(Beginning of PROVIDED RECORDS)

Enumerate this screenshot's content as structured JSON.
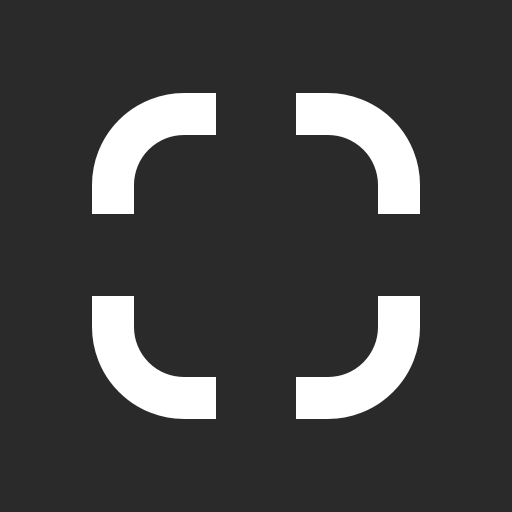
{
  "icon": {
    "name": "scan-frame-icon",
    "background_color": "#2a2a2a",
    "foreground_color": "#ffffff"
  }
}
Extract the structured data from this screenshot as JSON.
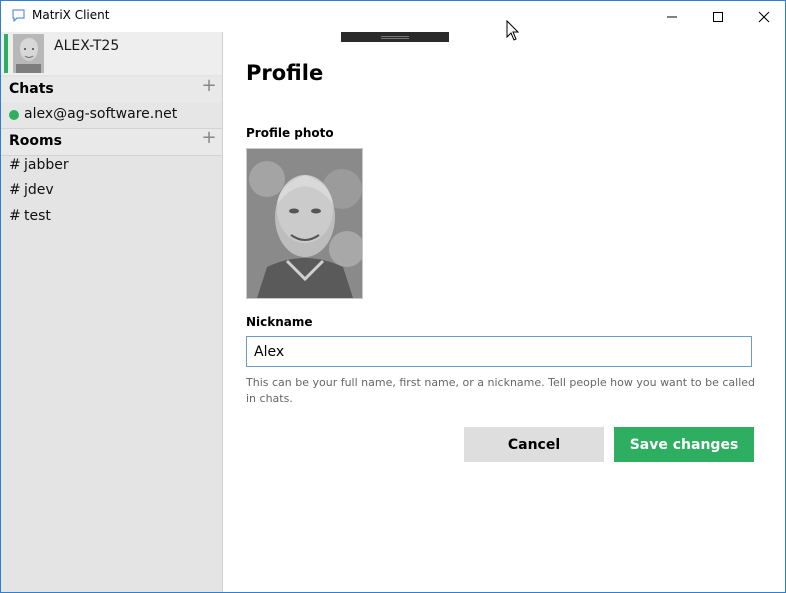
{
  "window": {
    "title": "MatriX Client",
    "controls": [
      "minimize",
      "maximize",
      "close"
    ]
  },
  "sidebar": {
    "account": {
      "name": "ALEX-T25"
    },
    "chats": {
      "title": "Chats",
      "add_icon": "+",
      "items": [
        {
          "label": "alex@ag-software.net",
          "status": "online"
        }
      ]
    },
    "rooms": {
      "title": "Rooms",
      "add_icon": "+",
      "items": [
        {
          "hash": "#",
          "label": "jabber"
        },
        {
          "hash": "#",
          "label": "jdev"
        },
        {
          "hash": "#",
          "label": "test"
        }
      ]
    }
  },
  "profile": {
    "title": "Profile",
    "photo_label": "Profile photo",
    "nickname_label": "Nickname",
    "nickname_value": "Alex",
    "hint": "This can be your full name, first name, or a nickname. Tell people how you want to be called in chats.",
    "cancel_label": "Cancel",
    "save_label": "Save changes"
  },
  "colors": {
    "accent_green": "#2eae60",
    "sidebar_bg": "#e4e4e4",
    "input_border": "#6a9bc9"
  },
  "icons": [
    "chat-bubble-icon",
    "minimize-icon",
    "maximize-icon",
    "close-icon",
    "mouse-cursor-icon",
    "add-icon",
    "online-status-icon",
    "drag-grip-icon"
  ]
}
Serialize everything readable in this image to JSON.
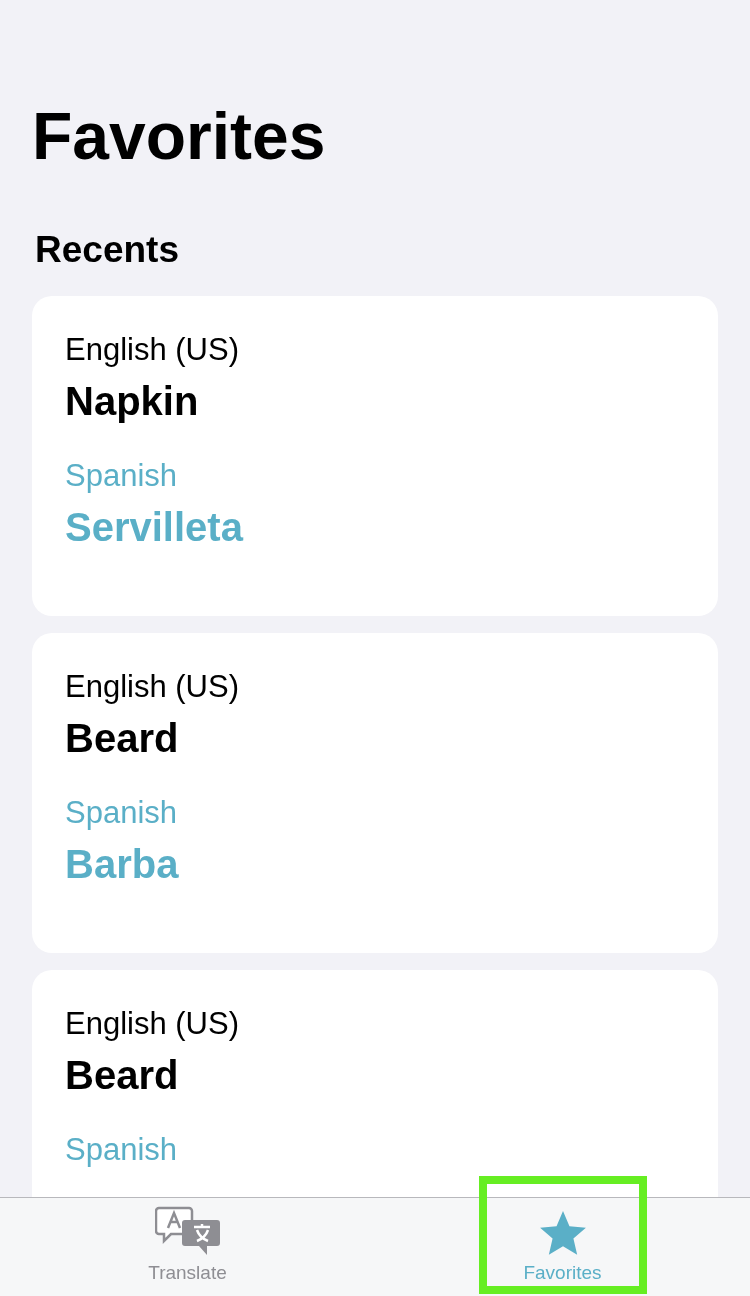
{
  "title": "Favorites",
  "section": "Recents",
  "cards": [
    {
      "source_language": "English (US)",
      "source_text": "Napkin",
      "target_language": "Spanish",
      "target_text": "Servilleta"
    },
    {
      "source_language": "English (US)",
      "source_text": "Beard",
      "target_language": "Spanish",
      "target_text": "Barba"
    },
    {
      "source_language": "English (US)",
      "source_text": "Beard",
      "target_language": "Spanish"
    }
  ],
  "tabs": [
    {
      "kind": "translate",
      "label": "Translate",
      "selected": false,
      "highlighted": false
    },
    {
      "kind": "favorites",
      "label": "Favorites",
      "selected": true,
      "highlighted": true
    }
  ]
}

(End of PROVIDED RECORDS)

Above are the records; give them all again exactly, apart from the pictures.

● SOLUTION FOR THIS TASK:
Enumerate this screenshot's content as structured JSON.
{
  "icon": {
    "name": "scan-frame-icon",
    "background_color": "#2a2a2a",
    "foreground_color": "#ffffff"
  }
}
Extract the structured data from this screenshot as JSON.
{
  "window": {
    "title": "MatriX Client",
    "controls": [
      "minimize",
      "maximize",
      "close"
    ]
  },
  "sidebar": {
    "account": {
      "name": "ALEX-T25"
    },
    "chats": {
      "title": "Chats",
      "add_icon": "+",
      "items": [
        {
          "label": "alex@ag-software.net",
          "status": "online"
        }
      ]
    },
    "rooms": {
      "title": "Rooms",
      "add_icon": "+",
      "items": [
        {
          "hash": "#",
          "label": "jabber"
        },
        {
          "hash": "#",
          "label": "jdev"
        },
        {
          "hash": "#",
          "label": "test"
        }
      ]
    }
  },
  "profile": {
    "title": "Profile",
    "photo_label": "Profile photo",
    "nickname_label": "Nickname",
    "nickname_value": "Alex",
    "hint": "This can be your full name, first name, or a nickname. Tell people how you want to be called in chats.",
    "cancel_label": "Cancel",
    "save_label": "Save changes"
  },
  "colors": {
    "accent_green": "#2eae60",
    "sidebar_bg": "#e4e4e4",
    "input_border": "#6a9bc9"
  },
  "icons": [
    "chat-bubble-icon",
    "minimize-icon",
    "maximize-icon",
    "close-icon",
    "mouse-cursor-icon",
    "add-icon",
    "online-status-icon",
    "drag-grip-icon"
  ]
}
Serialize everything readable in this image to JSON.
{
  "title": "Favorites",
  "section": "Recents",
  "cards": [
    {
      "source_language": "English (US)",
      "source_text": "Napkin",
      "target_language": "Spanish",
      "target_text": "Servilleta"
    },
    {
      "source_language": "English (US)",
      "source_text": "Beard",
      "target_language": "Spanish",
      "target_text": "Barba"
    },
    {
      "source_language": "English (US)",
      "source_text": "Beard",
      "target_language": "Spanish"
    }
  ],
  "tabs": [
    {
      "kind": "translate",
      "label": "Translate",
      "selected": false,
      "highlighted": false
    },
    {
      "kind": "favorites",
      "label": "Favorites",
      "selected": true,
      "highlighted": true
    }
  ]
}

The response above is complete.